“They carried out the operation in a very calm, controlled way,” said Richard Clarke, former White House counter-terrorism advisor and current ABC News consultant. “They appear to have fire discipline, not spraying bullets everywhere. They were people who did not look like they were wild, on some kind of spree, but who were accomplishing a military operation.”
Another expert, a former Army special operations counter-terrorism official, agreed and said it appeared the masked, AK-47-weilding attackers likely had conducted extensive reconnaissance on their target in order to have struck so effectively and manage to escape, all without appearing to panic.
“I don’t think you can act like the way I’m seeing them act... and be on your first rodeo,” he said.
In addition to the military-style kit and weapons the attackers use, the former operator said that in a video that shows the apparent death of a policeman, one of the gunman is seen picking up what appears to be a shoe near the getaway car – something that an amateur would likely forget in the heat of the moment.
“They make sure to kill the policeman. They’re well-equipped, with weapon slings. They are moving quickly and appear to be physically fit. This doesn’t equal a group of rogue, angry guys,” he said.
Steve Gomez, former head of the Counter-Terrorism Division for the FBI in Los Angeles, said that the attack appeared markedly different from recent “lone wolf” attacks, such as the deadly incident in Ottawa in October.
“Many lone wolves are looking to die. Those are suicide operations. This, Paris, isn’t a suicide mission,” said Gomez, an ABC News consultant. “They went in, shot up people and they’re out. They probably have an escape hatch and, if they’re connected to terrorists, who knows what kind of support system could be helping them out.

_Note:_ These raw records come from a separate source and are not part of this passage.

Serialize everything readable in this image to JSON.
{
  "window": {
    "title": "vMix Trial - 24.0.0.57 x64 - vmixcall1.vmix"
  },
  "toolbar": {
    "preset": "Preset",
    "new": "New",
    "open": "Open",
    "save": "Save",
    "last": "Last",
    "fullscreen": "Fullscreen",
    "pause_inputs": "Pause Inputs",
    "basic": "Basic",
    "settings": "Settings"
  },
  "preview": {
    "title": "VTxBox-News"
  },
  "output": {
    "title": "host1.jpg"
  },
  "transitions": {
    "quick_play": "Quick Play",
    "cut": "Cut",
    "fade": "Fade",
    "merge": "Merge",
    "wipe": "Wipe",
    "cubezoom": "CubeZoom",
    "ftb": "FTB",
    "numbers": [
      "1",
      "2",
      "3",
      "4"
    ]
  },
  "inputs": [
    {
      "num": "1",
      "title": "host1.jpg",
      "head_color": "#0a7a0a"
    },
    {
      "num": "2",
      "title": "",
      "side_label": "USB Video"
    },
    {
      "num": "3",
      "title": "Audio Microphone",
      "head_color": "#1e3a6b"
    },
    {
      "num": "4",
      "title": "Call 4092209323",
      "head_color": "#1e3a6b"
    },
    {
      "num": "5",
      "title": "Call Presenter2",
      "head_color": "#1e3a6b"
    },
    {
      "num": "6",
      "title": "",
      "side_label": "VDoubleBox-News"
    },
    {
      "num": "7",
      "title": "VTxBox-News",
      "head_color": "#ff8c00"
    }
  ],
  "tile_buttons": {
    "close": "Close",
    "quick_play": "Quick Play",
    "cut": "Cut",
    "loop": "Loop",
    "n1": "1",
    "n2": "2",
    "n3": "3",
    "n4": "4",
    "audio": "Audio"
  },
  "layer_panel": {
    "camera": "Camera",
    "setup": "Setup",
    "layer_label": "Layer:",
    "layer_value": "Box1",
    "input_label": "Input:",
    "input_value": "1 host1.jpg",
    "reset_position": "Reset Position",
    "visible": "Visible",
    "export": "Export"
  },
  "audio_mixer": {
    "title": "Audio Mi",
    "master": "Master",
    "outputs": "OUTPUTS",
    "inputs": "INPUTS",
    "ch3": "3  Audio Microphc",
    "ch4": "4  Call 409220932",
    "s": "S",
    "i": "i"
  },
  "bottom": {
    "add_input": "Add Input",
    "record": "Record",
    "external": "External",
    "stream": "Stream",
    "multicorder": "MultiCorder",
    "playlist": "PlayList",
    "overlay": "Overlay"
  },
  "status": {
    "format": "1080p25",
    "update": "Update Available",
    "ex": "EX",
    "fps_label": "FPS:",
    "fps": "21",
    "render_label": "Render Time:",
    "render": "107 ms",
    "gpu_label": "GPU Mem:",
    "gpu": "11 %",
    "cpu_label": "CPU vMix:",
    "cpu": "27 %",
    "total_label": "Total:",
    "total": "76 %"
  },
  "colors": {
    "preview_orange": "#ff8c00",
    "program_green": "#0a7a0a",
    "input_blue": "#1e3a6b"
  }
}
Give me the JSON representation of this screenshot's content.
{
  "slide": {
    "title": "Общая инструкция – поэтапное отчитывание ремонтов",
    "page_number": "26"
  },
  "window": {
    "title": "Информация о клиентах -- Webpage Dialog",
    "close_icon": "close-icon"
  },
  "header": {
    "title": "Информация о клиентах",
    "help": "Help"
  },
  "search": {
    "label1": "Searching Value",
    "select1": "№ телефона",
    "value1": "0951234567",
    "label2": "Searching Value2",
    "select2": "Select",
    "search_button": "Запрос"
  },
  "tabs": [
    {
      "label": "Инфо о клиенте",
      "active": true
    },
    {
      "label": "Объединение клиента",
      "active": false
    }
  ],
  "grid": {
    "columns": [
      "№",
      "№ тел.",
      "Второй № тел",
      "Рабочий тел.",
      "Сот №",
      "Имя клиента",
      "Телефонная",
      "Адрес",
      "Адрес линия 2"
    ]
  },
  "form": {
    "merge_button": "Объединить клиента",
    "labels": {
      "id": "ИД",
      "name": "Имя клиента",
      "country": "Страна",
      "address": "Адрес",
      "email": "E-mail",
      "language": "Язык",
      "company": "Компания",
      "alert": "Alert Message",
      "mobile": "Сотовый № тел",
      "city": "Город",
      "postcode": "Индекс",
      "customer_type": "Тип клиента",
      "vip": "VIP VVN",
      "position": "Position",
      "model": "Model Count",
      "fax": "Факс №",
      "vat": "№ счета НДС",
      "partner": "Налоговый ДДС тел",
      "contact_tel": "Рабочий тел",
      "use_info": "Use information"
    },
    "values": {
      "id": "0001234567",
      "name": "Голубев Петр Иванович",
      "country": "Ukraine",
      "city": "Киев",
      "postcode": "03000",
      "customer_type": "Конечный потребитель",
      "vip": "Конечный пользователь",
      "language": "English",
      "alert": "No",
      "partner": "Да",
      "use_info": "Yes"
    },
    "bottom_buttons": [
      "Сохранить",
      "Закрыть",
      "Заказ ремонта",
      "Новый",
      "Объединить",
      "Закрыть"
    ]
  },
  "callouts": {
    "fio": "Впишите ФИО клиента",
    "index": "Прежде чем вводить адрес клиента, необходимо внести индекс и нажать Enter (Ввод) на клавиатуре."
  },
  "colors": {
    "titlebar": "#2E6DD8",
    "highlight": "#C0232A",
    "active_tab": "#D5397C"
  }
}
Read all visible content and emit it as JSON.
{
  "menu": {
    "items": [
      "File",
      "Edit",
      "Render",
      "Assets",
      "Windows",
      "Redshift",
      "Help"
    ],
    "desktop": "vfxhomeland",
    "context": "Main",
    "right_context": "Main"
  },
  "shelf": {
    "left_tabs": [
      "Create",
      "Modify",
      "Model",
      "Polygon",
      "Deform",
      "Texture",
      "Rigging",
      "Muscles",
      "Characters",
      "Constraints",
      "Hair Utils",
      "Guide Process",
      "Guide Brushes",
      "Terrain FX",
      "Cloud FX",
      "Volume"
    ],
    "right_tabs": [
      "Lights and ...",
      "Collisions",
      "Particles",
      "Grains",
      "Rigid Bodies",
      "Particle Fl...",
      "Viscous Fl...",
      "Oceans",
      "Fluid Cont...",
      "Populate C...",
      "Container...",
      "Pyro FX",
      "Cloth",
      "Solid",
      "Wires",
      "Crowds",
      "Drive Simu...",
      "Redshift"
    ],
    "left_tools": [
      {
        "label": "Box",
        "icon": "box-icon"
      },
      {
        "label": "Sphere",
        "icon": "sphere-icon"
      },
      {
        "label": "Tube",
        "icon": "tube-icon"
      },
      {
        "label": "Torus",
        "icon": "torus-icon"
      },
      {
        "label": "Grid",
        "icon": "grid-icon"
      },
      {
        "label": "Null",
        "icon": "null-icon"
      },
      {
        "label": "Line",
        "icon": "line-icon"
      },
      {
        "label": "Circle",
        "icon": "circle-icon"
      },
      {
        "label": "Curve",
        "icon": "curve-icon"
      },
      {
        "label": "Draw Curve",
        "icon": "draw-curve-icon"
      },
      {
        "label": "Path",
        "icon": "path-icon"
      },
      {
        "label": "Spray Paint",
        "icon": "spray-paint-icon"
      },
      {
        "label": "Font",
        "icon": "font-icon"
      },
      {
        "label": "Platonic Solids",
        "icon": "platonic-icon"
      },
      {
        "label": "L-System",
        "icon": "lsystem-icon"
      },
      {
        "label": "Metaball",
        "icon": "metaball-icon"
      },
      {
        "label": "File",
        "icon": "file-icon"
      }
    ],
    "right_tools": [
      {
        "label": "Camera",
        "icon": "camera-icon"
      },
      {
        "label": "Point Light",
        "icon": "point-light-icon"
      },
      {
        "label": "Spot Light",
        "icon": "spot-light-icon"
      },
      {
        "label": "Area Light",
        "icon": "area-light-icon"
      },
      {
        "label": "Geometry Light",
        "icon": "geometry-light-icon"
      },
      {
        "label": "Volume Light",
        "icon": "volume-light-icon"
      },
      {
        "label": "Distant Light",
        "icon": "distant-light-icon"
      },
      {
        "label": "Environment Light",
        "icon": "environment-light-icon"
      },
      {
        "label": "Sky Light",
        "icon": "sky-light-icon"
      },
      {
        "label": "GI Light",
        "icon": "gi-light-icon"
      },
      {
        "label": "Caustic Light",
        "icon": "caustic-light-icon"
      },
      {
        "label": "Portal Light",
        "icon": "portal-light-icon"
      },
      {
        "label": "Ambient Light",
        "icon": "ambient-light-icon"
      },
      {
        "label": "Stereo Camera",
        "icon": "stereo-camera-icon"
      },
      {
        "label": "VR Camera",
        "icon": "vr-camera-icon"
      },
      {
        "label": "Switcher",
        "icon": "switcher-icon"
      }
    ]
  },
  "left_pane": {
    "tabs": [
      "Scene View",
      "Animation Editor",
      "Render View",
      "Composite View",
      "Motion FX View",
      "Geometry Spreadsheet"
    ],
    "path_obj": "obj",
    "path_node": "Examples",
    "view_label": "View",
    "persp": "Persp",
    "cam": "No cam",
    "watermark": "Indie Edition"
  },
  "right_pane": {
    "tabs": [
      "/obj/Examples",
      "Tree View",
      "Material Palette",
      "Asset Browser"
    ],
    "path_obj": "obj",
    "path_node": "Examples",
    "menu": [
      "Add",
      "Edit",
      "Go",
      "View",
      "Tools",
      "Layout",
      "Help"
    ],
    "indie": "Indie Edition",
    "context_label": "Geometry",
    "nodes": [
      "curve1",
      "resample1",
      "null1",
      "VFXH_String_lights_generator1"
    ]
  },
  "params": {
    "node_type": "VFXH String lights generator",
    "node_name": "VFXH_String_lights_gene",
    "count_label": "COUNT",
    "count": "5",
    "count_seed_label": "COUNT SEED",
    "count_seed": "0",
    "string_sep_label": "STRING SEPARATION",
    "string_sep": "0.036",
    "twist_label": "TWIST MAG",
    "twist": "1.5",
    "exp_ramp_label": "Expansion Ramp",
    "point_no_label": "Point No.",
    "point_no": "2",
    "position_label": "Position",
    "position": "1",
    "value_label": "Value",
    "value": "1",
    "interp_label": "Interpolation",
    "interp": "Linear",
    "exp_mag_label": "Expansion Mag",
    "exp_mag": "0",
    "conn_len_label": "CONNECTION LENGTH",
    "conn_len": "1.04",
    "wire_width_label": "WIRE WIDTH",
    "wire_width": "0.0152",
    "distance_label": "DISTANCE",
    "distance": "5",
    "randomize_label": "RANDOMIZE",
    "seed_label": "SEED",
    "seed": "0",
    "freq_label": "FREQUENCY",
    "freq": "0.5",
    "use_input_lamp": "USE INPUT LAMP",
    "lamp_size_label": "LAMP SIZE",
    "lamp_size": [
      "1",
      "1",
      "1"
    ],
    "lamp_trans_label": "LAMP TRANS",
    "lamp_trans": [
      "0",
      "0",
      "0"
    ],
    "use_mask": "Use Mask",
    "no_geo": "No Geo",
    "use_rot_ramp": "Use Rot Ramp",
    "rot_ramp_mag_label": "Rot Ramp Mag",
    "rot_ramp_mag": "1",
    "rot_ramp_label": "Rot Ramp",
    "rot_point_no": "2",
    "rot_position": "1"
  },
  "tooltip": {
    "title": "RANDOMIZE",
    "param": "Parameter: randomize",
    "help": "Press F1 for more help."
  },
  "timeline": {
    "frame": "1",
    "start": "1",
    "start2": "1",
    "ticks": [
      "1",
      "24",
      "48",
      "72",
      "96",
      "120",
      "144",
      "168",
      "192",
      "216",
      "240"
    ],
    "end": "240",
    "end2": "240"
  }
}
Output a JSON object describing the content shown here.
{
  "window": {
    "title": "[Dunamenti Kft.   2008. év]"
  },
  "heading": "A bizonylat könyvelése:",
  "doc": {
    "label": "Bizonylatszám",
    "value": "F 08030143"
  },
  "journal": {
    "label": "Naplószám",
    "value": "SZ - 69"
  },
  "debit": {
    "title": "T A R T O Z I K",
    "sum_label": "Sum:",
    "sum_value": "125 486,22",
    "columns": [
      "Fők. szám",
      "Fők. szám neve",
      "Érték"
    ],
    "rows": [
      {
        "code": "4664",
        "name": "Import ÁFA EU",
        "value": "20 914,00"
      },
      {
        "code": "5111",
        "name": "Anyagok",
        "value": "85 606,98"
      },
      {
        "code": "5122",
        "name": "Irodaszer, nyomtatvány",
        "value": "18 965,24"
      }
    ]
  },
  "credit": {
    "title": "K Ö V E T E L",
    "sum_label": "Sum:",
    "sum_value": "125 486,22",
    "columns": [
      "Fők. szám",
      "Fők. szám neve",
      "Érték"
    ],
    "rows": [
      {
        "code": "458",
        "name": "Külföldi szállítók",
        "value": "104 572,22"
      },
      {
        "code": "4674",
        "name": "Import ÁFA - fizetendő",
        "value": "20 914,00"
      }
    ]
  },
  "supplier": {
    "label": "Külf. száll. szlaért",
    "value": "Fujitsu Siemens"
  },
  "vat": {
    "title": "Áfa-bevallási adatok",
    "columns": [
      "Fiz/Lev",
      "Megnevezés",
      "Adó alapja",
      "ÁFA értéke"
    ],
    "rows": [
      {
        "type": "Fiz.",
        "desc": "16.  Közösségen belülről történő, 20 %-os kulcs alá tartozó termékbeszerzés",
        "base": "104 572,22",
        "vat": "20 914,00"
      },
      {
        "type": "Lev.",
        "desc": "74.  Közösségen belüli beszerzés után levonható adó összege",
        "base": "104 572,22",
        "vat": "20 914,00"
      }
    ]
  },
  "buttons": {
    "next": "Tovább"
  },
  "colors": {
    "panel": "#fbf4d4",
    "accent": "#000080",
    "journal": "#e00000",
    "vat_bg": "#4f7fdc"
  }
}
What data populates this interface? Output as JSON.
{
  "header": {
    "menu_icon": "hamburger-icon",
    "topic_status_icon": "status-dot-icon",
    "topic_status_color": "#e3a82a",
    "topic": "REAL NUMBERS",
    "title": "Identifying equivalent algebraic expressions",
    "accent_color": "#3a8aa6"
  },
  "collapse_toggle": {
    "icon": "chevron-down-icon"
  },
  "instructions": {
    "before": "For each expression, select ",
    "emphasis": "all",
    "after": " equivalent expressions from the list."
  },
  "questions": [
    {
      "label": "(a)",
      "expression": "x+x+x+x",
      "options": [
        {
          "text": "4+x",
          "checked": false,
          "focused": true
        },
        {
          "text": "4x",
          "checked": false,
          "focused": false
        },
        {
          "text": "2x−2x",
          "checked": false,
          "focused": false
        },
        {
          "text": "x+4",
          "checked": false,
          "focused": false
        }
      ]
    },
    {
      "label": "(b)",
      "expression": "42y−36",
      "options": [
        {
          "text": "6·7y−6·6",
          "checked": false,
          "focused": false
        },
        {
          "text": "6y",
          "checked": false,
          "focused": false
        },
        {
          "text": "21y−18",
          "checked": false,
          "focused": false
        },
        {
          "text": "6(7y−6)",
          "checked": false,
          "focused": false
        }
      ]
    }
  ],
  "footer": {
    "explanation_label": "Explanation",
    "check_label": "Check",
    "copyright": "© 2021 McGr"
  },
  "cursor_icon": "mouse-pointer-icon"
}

Still, the attack wasn't flawless, according to a witness who tweeted shortly after the incident that the attackers nearly shoot up the wrong office.
"Question: assassins were as calm as professionals, but hadn't located the offices of Charlie Hebdo. They took the wrong staircase first," Yve Cresson, who works for a neighboring media company where he said the attackers first appeared, said on Twitter.
No group has publicly taken responsibility for the attack, but the magazine, named Charlie Hebdo, has been target of Islamic extremists for years. In November 2011 the magazine was firebombed after it ran a cover featuring a cartoon of the Prophet Muhammad. No one was injured in that attack.
Islamic militants have long called for attacks on the satirical outlet. In October 2012 American al Qaeda member Adam Gadahn urged al Qaeda’s followers to attack, and the rival terror group ISIS said the same as recently as November 2014. France has seen hundreds of its citizens travel to Iraq or Syria to fight with Islamic groups there, including ISIS, the French Interior Ministry said in August.
Clarke said that if the attackers didn't have overseas combat experience, they were at least “trained and professional in a way that they were able to recon the target, attack and escape successfully.”
The three gunmen remain at large, as of this report.